Alessandro, S., & Luisa, S. (2014). The relationship between product and consumer preference for agri-food product: “Red orange of Sicily” case. IERI Procedia, 8, 52-59. Web.
Choi, H., & Reid, L. N. (2018). Promoting healthy menu choices in fast food restaurant advertising: Influence of perceived brand healthiness, brand commitment, and health consciousness. Journal of Health Communication, 23(4), 387-398. Web.
Freeman, B., Kelly, B., Vandevijvere, S., & Baur, L. (2016). Young adults: Beloved by food and drink marketers and forgotten by public health. Health Promotion International, 31(1), 954-961. Web.

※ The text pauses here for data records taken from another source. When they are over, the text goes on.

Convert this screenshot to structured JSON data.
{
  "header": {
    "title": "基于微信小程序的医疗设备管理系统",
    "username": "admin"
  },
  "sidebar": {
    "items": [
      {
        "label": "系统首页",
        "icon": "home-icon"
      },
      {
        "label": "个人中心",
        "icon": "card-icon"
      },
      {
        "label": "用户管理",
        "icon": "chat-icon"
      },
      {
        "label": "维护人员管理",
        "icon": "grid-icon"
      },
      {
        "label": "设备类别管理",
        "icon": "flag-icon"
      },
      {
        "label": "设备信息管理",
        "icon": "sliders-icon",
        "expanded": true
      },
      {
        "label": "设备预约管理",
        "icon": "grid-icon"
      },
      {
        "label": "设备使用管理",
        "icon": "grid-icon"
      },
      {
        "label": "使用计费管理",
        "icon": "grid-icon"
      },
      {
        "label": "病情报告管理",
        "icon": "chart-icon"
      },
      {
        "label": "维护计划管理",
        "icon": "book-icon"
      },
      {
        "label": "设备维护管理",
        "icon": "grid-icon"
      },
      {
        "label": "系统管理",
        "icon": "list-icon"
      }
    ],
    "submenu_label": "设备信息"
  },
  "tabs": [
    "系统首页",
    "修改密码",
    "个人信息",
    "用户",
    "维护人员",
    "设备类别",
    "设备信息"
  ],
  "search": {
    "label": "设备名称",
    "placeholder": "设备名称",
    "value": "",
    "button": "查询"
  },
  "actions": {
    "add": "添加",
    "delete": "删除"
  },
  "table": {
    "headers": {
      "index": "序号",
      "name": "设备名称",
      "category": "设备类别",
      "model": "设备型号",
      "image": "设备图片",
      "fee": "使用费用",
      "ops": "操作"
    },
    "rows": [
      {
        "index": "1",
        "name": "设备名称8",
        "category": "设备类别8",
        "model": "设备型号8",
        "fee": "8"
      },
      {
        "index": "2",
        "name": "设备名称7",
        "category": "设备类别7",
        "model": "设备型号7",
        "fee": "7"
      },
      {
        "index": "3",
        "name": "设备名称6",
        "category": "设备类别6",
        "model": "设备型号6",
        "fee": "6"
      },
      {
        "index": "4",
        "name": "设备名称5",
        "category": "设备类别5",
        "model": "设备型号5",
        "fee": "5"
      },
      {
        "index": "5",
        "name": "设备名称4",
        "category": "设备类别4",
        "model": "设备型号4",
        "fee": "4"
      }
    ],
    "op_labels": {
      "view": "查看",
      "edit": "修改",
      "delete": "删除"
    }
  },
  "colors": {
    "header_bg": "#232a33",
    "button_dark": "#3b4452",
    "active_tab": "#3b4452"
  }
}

Wyrwa, J., & Barska, A. (2017). Packaging as a source of information about food products. Procedia Engineering, 182, 770-779. Web.